Haitong Securities Co. climbed 1 percent in Hong Kong, pacing gains among Chinese brokerages, after British officials said they will study the feasibility of setting up a London-Shanghai stock trading link. Li & Fung Ltd., the world’s largest supplier of clothes and toys to retailers, jumped 10 percent after Bank of America Corp. raised its rating on the stock to buy. Sembcorp Industries Ltd. climbed 2.5 percent in Singapore after the utility company agreed to sell its stake in a waste management joint venture in Australia to its partner.
The MSCI Asia Pacific Excluding Japan Index fell 0.1 percent to 497.08 as of 4:22 p.m. in Hong Kong, with about four shares rising for each that fell. Japanese markets are closed for a holiday, while China’s benchmark Shanghai Composite Index gained for a third day.

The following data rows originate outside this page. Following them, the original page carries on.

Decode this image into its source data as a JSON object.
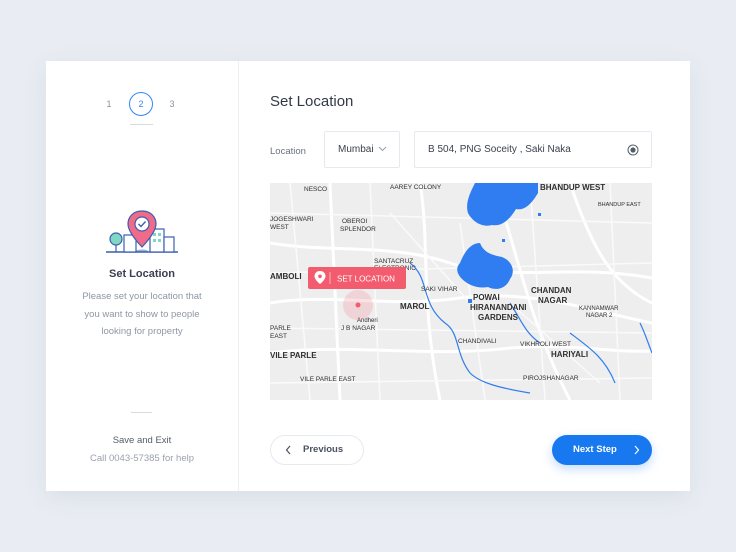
{
  "steps": [
    "1",
    "2",
    "3"
  ],
  "sidebar": {
    "title": "Set Location",
    "description": "Please set your location that you want to show to people looking for property",
    "save_exit": "Save and Exit",
    "help": "Call 0043-57385 for help"
  },
  "main": {
    "title": "Set Location",
    "location_label": "Location",
    "city": "Mumbai",
    "address": "B 504, PNG Soceity , Saki Naka"
  },
  "map": {
    "pin_label": "SET LOCATION",
    "labels": {
      "nesco": "NESCO",
      "aarey": "AAREY COLONY",
      "bhandup_w": "BHANDUP WEST",
      "bhandup_e": "BHANDUP EAST",
      "jogeshwari": "JOGESHWARI",
      "jogeshwari2": "WEST",
      "oberoi": "OBEROI",
      "oberoi2": "SPLENDOR",
      "santacruz": "SANTACRUZ",
      "santacruz2": "ELECTRONIC",
      "amboli": "AMBOLI",
      "saki": "SAKI VIHAR",
      "powai": "POWAI",
      "hiranandani": "HIRANANDANI",
      "gardens": "GARDENS",
      "chandan": "CHANDAN",
      "chandan2": "NAGAR",
      "marol": "MAROL",
      "kannamwar": "KANNAMWAR",
      "kannamwar2": "NAGAR 2",
      "parle_east_top": "PARLE",
      "parle_east_top2": "EAST",
      "andheri": "Andheri",
      "jb": "J B NAGAR",
      "vile_parle": "VILE PARLE",
      "chandivali": "CHANDIVALI",
      "vikhroli": "VIKHROLI WEST",
      "hariyali": "HARIYALI",
      "vile_parle_east": "VILE PARLE EAST",
      "pirojshanagar": "PIROJSHANAGAR"
    }
  },
  "buttons": {
    "previous": "Previous",
    "next": "Next Step"
  },
  "colors": {
    "accent": "#1878f0",
    "pin": "#f35b6e",
    "water": "#2f7df0",
    "map_bg": "#eeeeee"
  }
}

U.S. stocks also rose after Fed Bank of Atlanta chief Dennis Lockhart joined other Fed presidents in saying he remains confident policy will be tightened this year as concern over turmoil in global markets touted by Chair Janet Yellen last week should prove temporary.
“Some investors are heartened by optimism over Xi’s visit to the U.S.,” said Castor Pang, head of research at Core-Pacific Yamaichi Hong Kong. “The market is in a cautious mode, keeping a close watch on the progress of talks between the two countries.”
China and the U.S. are expected to reach agreements on trade, energy, climate, finance, aviation, defense and infrastructure construction during Xi’s Sept. 22-25 visit, Foreign Minister Wang Yi said last week. Deals announced before the trip include the first Chinese-made bullet-train project in the U.S.
China’s Shanghai Composite Index climbed 0.9 percent. The Hang Seng China Enterprises Index of mainland stocks traded in Hong Kong lost 0.7 percent, while the city’s benchmark Hang Seng Index rose 0.2 percent.
Australia’s S&P/ASX 200 Index rose 0.7 percent, so did Taiwan’s Taiex index. South Korea’s Kospi index climbed 0.9 percent. New Zealand’s S&P/NZX 50 Index added 0.2 percent. Singapore’s Straits Times Index slid 0.1 percent.
E-mini futures on the Standard & Poor’s 500 Index declined 1.2 percent on Tuesday. The U.S. equity benchmark index rose 0.5 percent on Monday. Fed Chair Janet Yellen slated to speak later this week, potentially providing more clarity as to whether to expect a rate increase this year.
“The Fed’s policy action or inaction is creating quite a bit of confusion in the market,” Bernard Aw, a strategist at IG Asia Pte in Singapore, said by phone. “The Fed is trying to soothe the market but it’s having the opposite effect. There’s a lack of conviction in the markets.”
Odds of a hike at the next meeting in October are at 20 percent, according to fed funds futures, while the probability of an increase at the last meeting of the year, on Dec. 16, is 48.8 percent, down from 58.7 percent a week ago.